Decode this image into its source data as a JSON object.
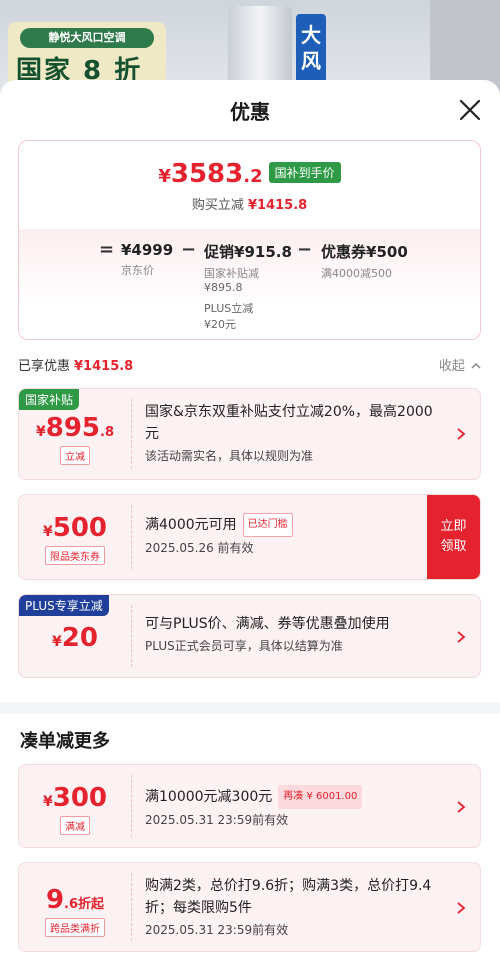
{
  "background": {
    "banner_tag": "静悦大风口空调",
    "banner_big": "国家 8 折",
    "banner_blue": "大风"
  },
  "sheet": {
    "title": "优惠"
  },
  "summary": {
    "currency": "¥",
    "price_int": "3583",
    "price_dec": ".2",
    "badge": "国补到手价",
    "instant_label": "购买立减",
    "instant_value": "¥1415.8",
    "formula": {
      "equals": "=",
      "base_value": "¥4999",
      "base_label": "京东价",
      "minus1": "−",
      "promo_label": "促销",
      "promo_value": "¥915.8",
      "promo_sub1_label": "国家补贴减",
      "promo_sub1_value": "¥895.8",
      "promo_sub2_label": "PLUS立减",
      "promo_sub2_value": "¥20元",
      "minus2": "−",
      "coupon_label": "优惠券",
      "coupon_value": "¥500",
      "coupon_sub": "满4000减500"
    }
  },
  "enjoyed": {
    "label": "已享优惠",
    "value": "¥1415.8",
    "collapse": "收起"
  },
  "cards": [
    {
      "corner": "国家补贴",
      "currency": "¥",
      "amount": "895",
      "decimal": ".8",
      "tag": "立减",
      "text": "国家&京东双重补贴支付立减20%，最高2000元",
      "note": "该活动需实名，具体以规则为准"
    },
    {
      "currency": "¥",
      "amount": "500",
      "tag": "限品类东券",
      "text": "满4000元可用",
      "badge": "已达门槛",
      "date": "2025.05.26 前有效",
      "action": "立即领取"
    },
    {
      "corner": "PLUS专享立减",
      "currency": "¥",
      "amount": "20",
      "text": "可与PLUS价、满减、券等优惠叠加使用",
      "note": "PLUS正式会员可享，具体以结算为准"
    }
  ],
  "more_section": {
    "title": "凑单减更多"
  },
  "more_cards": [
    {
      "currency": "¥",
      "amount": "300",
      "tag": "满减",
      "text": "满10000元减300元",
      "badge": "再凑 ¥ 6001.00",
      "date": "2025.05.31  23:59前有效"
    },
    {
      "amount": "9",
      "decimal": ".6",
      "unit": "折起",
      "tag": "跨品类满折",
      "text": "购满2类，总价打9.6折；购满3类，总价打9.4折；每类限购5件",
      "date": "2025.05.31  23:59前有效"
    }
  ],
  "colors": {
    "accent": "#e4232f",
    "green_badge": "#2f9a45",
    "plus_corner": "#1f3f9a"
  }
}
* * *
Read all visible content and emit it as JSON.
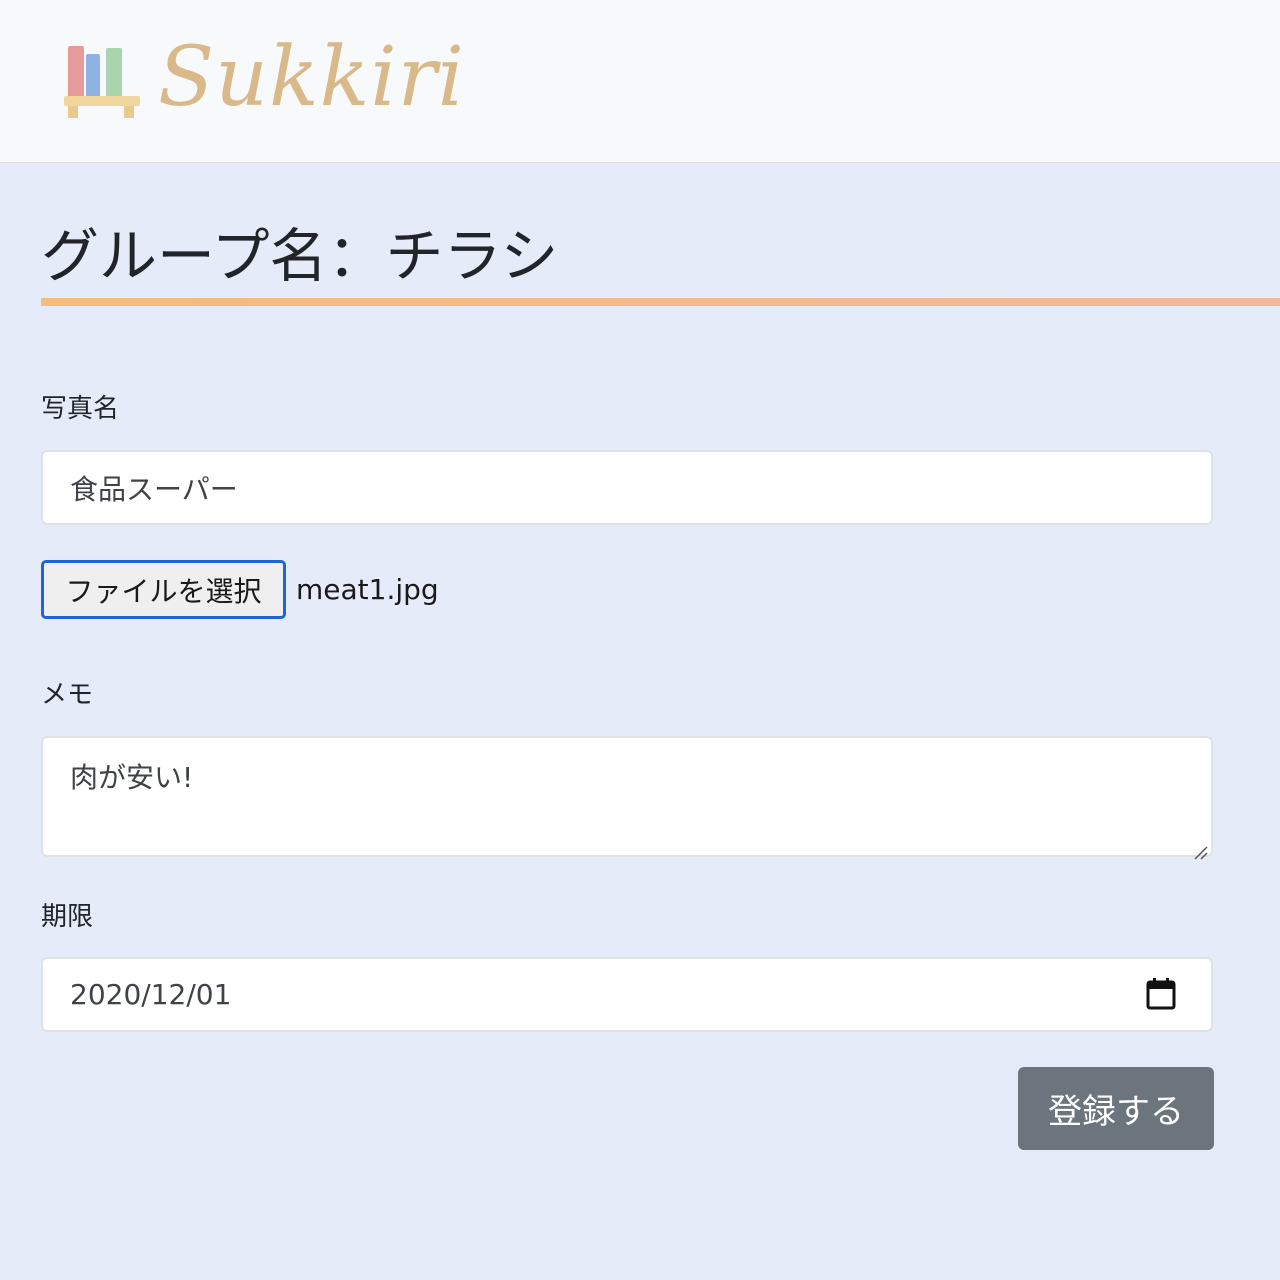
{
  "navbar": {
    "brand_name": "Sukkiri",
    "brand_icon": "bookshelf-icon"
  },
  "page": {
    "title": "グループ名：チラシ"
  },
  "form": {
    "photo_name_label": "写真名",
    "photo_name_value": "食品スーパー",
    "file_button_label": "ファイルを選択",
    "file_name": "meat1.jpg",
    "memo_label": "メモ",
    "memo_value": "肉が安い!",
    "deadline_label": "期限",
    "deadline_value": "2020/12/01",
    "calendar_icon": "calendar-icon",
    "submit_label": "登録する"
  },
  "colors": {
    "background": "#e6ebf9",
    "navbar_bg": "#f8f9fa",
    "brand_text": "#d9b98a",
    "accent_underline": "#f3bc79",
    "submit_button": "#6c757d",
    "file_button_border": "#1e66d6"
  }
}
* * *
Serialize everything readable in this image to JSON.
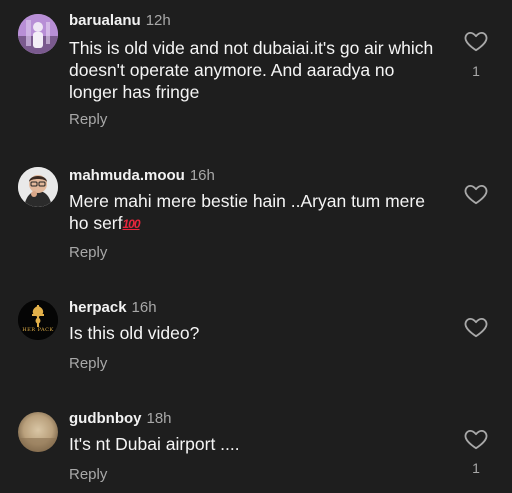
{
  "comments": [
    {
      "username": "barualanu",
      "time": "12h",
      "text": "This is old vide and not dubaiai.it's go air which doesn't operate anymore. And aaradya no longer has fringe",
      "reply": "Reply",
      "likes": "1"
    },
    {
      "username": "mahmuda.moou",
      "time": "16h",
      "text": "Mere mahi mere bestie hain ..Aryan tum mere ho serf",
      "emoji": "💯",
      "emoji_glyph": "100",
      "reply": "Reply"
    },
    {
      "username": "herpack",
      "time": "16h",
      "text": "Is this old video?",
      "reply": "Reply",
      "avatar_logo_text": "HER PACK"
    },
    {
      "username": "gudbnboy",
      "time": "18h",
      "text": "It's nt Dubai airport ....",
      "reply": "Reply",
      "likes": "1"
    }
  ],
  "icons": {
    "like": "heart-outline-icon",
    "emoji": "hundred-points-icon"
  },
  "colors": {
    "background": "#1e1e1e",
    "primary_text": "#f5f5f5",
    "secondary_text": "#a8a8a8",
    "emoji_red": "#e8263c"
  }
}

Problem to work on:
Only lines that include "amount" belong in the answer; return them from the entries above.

Result:
      "amount": "895",
      "amount": "500",
      "amount": "20",
      "amount": "300",
      "amount": "9",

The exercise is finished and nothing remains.